● **Task requirements**
Keep only the lines that hold the string "this", filtering out the rest of the entries below.

──────── Given entries

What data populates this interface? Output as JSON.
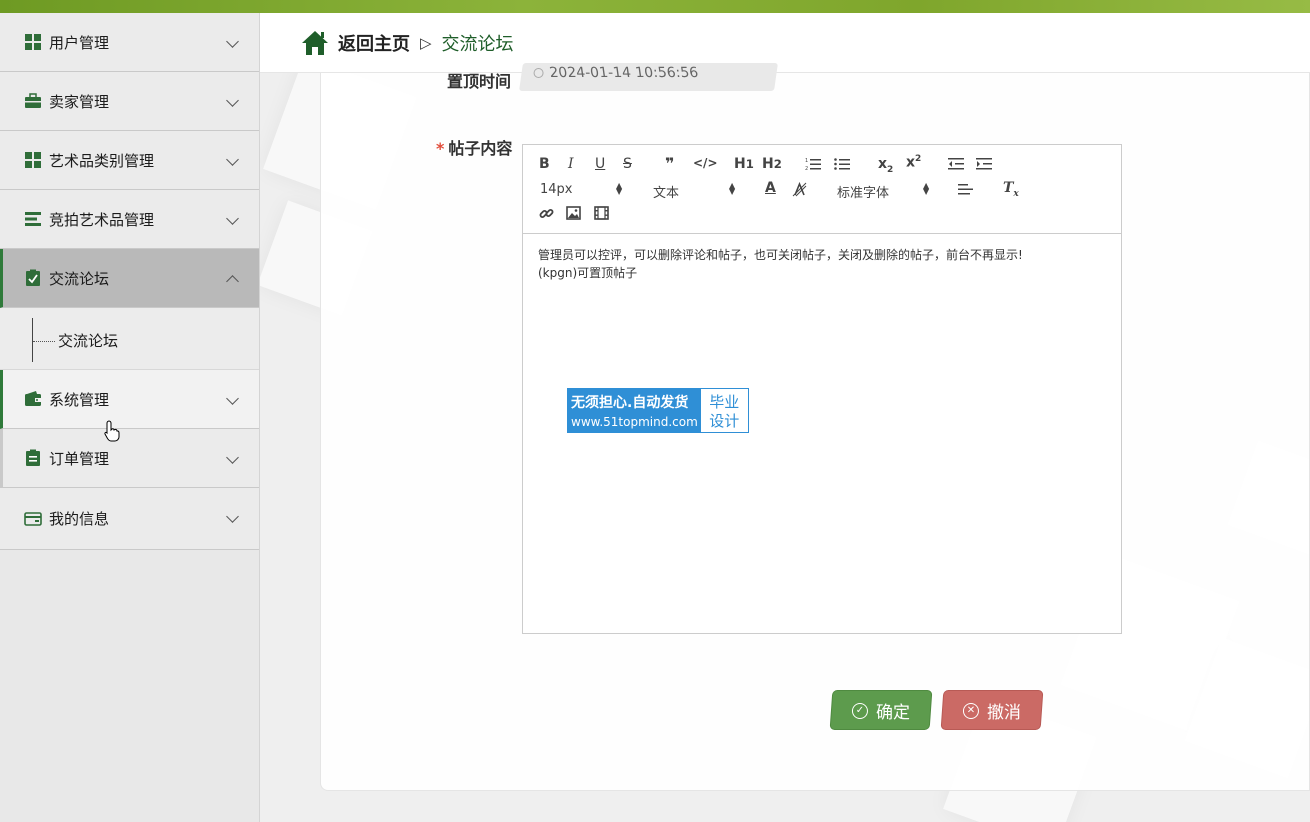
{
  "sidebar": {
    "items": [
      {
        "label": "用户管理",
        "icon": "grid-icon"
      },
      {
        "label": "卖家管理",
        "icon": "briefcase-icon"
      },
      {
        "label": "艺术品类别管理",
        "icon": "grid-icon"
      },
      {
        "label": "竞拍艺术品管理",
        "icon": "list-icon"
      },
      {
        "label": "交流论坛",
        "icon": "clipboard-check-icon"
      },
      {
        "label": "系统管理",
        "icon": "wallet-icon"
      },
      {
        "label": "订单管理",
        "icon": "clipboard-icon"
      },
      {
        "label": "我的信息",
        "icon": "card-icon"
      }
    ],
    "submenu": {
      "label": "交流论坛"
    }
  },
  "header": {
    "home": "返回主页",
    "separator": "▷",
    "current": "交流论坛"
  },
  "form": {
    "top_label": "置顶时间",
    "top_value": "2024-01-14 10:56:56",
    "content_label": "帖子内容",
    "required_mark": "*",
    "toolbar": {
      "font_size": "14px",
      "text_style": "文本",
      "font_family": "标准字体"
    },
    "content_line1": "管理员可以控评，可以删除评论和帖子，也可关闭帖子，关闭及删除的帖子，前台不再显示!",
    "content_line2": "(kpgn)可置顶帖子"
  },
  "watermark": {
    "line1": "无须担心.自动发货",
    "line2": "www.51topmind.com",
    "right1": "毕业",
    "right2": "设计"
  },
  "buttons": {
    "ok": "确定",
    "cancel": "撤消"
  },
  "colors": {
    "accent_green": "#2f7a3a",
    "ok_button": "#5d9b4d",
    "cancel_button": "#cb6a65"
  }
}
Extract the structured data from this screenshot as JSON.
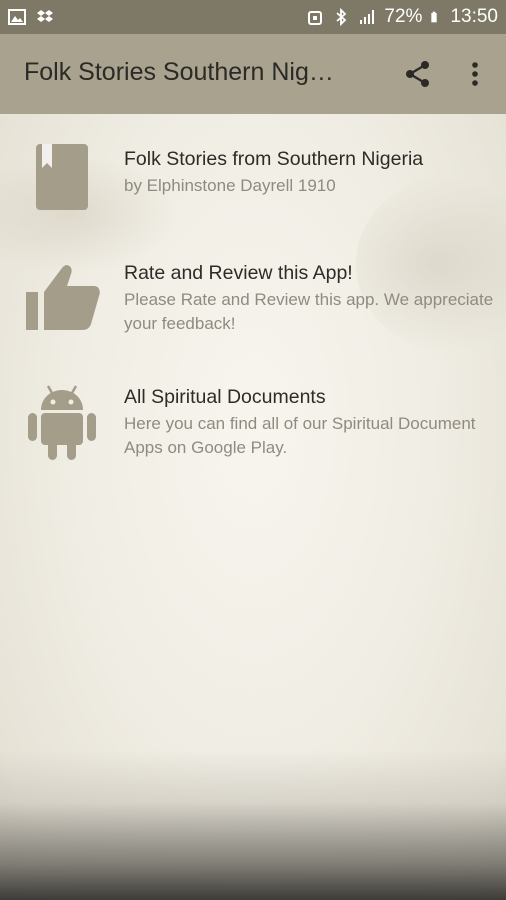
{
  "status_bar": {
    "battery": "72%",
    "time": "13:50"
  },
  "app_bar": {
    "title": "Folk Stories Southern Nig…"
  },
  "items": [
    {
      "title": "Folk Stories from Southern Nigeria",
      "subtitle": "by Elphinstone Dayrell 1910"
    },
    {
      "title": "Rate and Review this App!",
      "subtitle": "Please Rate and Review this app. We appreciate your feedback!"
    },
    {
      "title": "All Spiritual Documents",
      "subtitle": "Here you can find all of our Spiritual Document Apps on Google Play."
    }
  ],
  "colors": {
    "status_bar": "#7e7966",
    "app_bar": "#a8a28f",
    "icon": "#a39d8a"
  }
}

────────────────
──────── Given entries

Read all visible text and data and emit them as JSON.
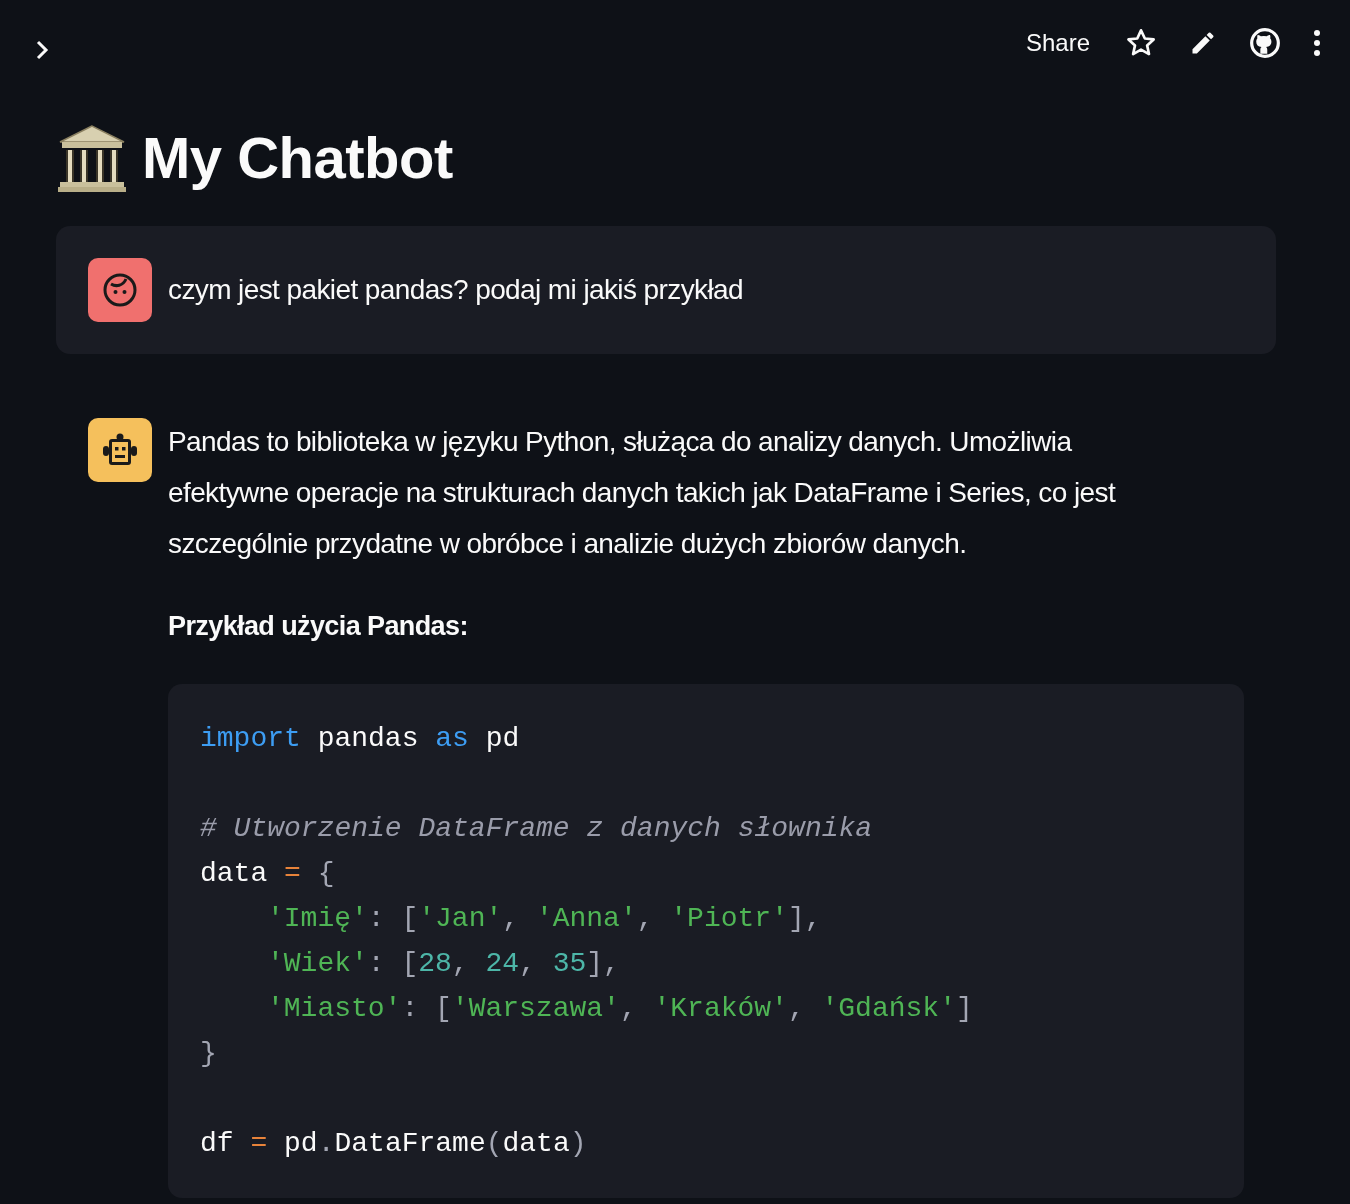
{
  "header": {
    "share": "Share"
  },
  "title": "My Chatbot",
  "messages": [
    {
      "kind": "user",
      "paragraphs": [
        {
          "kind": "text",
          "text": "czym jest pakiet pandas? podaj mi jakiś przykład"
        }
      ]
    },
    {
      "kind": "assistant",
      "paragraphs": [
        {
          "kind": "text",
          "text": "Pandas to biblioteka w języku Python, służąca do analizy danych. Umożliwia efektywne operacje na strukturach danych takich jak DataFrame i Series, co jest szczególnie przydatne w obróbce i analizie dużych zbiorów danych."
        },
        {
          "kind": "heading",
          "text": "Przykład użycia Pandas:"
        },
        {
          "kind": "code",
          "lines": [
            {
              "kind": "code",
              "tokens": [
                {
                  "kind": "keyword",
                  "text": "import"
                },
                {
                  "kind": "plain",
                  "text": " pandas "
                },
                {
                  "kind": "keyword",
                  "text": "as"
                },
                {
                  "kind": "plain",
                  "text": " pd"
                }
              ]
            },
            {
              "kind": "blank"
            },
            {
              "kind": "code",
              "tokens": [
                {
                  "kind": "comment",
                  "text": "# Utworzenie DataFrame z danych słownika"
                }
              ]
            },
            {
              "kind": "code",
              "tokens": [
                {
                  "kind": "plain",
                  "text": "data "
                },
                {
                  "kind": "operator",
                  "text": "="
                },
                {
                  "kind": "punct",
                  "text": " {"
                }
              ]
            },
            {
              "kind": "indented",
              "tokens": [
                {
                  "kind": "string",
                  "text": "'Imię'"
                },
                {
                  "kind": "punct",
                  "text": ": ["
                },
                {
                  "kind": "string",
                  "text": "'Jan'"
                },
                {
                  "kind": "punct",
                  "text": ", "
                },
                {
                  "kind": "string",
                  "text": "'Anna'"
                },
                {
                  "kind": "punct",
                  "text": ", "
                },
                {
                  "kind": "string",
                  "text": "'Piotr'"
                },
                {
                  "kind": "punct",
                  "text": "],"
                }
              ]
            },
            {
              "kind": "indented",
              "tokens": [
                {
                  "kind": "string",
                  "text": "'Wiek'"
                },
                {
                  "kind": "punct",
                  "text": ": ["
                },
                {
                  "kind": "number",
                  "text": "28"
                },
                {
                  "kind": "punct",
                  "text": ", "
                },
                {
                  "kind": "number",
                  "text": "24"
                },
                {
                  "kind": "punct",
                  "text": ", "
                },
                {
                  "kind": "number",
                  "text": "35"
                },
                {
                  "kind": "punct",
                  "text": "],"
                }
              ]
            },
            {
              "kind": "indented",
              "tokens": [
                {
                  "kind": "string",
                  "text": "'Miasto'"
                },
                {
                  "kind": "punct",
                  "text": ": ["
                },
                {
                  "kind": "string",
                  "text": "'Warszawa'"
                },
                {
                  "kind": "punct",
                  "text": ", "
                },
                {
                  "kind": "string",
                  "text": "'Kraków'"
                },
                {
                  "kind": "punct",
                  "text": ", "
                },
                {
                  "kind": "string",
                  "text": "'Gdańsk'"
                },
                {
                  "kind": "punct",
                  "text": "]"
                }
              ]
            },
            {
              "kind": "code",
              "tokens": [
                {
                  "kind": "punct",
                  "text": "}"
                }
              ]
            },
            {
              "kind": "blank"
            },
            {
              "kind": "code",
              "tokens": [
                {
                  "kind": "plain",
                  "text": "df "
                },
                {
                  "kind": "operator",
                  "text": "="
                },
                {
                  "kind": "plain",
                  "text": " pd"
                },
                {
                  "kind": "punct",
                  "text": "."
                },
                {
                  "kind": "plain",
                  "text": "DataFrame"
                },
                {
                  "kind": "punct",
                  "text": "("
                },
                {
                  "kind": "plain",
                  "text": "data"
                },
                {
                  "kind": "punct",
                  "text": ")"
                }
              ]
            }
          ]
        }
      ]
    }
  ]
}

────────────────

● **Answer to the problem**
What data populates this interface? Output as JSON.
Extract the structured data from this screenshot as JSON.
      "title": "Rate and Review this App!",
      "subtitle": "Please Rate and Review this app. We appreciate your feedback!"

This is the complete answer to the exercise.